In response to the rampant wickedness of Noah’s day, God said, “My Spirit will not put up (strive, struggle, contend, remain) with humans for such a long time, for they are only mortal flesh” [Genesis 6:3]. There comes a time when God’s mercy departs. God set a time limit of 120 years before His judgment fell with the Flood. Jesus confirmed, “But as the days of Noah were, so shall also the coming of the Son of man be” [Matthew 24:37]. We have but to look around to see the same conditions prevalent in society today.
Jesus also said, “Likewise also as it was in the days of Lot…the same day that Lot went out of Sodom it rained fire and brimstone from heaven, and destroyed them all. Even thus shall it be in the day when the Son of man is revealed” [Luke 17:28-30]. In Lot’s day, society was unrestrained, permissive, pornographic, lawless, and perverse. Everyone did as they pleased—deviancy of any sort was accepted as simply alternative lifestyles or progressive expression.

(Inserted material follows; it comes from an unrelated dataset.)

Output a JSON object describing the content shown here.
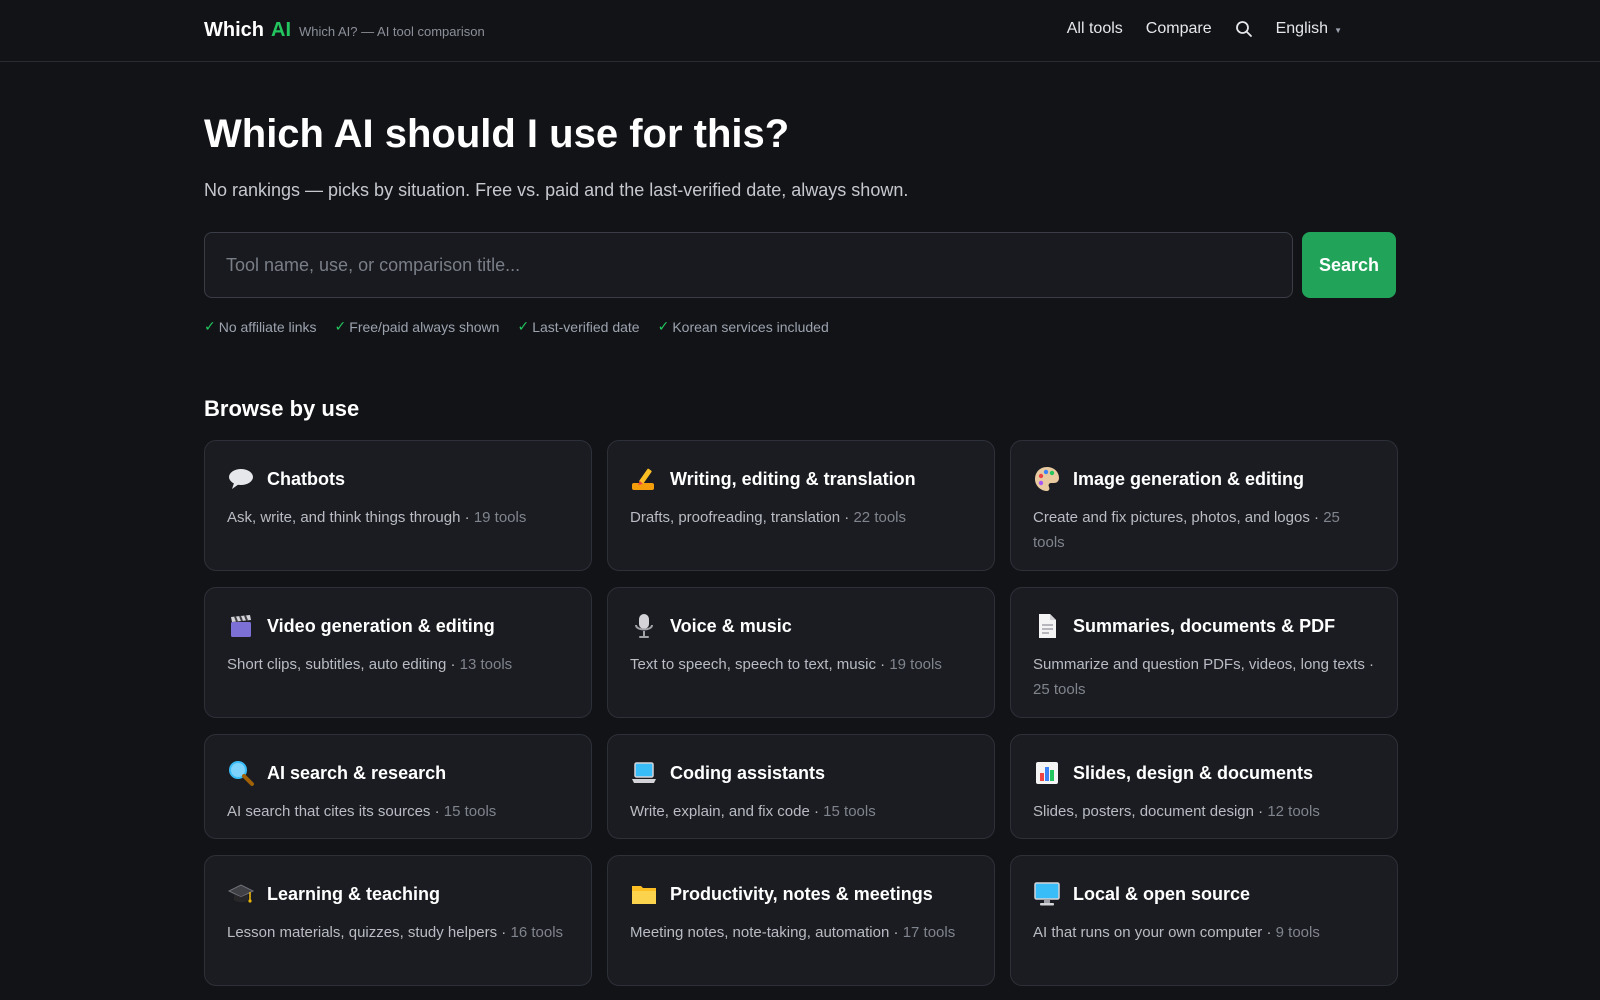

Again, the same conditions exist today that reveal we are ripe for God’s judgment. The time of God’s grace is quickly drawing to a close.
Meaning and Implications of “Paradidomi”
“God also gave them up to uncleanness” [Romans 1:24]. The Greek word here is paradidomi that means to surrender, yield, deliver, or give up or over. It also carries the implication of being thrown into prison. Meaning, sometimes God does give up by yielding to our desires. Likewise, the Prodigal son’s father yielded when the rebellious son wanted his own way, yet ended up (imprisoned) ankle deep in pig slop. Up to a point, God restrains us in His mercy, then removes it to allow the judgment (consequences) for choices contrary to His moral standard.
“For this reason God gave them up (paradidomi) to vile passions” [Romans 1:26, parenthesis added]. This is another indication that God indeed gives up on those who persist—yes, even demand, protest, and legislate—to have their own way. If we break down the words “vile passions,” we arrive at disgraceful, dishonoring, shameful, and infamous affections and lusts. Should we desire habits, activities, and lifestyles that are disgusting and perverse in God’s eyes, there comes a time when He makes an adjustment. He yields His merciful and moral restraint and flips a switch in human minds to where they honestly believe their perversity is normal. They won’t know up from down, right from wrong.
“God gave them over (paradidomi) to a reprobate mind” [Romans 1:28, parenthesis added]. In this case, God honors the deviancy of those who constantly refuse Him, His Word, and His moral standard. He surrenders their minds to the twisted perversity they desire. In that state, they are completely deceived—fully persuaded their immoral mindsets and deviant lifestyles are acceptable.
We are living in a day and age when everyone brushes everything together into a beautiful (though delusional) kaleidoscope of autonomous and relative morality. But this perspective conflicts with God’s warning. “Woe to those who call evil good, and good evil; who put darkness for light, and light for darkness; who put bitter for sweet, and sweet for bitter! Woe to those who are wise in their own eyes, and prudent in their own sight!” [Isaiah 5:20-21, 24].
(Click here for Part 2)